> [MATERIAL TO PROCESS]:
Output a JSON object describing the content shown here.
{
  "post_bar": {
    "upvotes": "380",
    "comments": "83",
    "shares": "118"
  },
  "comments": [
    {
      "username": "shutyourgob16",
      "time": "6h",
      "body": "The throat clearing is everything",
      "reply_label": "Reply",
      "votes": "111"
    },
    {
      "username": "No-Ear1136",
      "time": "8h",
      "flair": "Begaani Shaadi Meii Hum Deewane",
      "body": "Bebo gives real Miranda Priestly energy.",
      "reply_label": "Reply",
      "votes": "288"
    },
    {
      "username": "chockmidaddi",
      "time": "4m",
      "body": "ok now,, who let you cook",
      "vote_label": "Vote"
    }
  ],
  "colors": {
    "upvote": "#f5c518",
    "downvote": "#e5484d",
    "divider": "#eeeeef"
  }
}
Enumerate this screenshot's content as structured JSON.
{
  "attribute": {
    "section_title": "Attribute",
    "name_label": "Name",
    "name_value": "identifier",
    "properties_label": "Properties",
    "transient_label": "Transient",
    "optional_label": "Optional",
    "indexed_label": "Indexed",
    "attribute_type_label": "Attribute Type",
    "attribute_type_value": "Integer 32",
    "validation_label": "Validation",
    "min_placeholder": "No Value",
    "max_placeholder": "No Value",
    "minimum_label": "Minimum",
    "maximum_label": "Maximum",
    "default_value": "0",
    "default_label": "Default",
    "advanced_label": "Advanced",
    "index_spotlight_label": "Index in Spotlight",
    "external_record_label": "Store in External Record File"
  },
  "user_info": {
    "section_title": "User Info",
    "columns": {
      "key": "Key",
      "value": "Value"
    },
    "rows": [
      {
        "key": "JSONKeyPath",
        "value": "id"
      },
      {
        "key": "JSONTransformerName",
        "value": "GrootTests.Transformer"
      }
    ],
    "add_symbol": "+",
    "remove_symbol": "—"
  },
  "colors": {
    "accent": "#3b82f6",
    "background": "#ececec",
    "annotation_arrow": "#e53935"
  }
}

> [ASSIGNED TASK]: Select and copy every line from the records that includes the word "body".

> [EXPECTED OUTPUT]:
      "body": "The throat clearing is everything",
      "body": "Bebo gives real Miranda Priestly energy.",
      "body": "ok now,, who let you cook",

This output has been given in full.